WORK TASK »
Filter the data below, keeping only lines that contain "value".

==*==

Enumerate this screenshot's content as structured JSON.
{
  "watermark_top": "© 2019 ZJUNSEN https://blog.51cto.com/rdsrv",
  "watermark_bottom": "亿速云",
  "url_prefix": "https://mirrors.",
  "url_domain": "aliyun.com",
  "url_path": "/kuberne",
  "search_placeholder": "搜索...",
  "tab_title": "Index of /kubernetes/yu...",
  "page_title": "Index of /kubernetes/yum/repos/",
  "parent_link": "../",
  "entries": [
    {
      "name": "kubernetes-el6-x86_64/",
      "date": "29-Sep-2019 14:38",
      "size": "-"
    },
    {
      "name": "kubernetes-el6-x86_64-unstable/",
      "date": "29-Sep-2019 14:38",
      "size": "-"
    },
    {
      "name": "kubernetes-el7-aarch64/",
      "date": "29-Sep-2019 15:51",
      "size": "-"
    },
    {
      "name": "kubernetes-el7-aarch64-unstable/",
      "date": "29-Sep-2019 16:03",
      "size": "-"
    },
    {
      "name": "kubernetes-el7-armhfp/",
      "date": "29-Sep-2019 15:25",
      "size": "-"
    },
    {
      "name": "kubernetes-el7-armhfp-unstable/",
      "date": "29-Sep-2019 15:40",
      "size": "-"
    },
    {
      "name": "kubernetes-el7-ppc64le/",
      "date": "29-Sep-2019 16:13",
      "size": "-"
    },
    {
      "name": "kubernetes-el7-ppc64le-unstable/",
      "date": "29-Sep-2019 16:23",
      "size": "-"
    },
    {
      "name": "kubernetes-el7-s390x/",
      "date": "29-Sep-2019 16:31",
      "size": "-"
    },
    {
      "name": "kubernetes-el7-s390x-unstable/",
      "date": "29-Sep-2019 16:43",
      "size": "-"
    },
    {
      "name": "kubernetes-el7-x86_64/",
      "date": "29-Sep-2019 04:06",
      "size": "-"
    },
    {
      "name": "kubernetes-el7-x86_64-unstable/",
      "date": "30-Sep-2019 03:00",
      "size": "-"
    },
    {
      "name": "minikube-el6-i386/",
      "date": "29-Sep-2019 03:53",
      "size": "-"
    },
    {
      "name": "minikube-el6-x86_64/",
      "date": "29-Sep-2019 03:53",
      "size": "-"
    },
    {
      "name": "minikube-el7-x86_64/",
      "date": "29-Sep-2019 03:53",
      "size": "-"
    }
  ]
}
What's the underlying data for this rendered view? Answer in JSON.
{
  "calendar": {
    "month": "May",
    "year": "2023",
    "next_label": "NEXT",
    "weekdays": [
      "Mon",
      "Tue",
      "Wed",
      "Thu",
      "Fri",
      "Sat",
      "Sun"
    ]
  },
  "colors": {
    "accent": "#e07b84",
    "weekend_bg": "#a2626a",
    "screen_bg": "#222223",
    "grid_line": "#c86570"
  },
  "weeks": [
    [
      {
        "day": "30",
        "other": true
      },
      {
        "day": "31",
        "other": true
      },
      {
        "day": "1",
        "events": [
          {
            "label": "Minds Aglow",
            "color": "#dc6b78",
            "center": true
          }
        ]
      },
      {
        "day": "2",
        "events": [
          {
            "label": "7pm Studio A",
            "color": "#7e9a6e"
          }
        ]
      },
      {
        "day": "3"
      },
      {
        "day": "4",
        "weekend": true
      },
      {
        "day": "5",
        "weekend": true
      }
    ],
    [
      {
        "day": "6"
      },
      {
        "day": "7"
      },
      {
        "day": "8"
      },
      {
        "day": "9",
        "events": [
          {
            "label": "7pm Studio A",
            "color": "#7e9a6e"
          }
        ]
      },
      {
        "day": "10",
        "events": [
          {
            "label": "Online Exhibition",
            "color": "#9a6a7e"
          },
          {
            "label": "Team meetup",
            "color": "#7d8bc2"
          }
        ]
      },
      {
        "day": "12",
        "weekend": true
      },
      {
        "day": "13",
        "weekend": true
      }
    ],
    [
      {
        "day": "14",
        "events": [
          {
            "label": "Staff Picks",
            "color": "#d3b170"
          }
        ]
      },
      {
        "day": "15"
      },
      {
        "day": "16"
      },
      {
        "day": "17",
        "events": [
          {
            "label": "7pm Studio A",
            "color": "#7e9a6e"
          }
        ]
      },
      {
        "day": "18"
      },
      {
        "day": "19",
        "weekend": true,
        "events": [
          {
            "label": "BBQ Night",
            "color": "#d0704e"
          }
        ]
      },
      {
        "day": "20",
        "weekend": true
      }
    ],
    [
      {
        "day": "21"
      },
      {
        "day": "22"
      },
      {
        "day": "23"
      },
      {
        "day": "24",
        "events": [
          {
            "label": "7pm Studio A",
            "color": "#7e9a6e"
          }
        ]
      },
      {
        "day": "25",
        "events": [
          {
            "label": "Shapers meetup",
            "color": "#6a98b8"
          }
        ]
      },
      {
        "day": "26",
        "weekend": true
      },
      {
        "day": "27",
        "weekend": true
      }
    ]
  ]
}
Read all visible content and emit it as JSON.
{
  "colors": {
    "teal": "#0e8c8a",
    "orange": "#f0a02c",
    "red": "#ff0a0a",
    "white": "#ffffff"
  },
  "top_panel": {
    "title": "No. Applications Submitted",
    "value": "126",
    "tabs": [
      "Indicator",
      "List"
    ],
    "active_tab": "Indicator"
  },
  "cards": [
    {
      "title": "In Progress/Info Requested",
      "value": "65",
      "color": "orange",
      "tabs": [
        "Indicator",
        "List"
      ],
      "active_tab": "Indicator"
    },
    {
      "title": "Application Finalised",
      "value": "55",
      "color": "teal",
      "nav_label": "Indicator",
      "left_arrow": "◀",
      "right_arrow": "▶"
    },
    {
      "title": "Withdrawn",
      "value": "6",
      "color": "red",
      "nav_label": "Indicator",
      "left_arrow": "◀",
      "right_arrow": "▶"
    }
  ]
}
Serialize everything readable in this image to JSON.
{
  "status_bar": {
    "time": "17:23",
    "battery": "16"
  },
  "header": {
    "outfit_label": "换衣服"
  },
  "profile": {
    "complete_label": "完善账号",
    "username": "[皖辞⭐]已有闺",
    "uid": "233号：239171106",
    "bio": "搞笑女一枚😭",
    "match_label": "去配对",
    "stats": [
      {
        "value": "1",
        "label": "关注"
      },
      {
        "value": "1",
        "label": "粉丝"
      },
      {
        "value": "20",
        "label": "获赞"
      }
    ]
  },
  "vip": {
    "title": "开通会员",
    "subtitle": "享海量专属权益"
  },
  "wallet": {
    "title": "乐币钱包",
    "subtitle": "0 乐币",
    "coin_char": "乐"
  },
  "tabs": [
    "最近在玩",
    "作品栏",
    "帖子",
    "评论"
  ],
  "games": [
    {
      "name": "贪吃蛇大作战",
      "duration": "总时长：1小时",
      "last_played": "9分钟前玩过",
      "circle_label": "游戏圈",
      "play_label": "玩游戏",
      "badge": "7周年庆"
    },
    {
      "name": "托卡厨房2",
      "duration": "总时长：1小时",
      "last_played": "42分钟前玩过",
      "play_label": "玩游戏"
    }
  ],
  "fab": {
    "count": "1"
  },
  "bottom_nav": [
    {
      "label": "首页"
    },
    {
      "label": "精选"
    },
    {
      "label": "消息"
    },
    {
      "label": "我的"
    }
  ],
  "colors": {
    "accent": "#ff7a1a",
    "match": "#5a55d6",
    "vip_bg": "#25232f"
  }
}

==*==

RESPONSE »
    "value": "126",
      "value": "65",
      "value": "55",
      "value": "6",
        "value": "1",
        "value": "1",
        "value": "20",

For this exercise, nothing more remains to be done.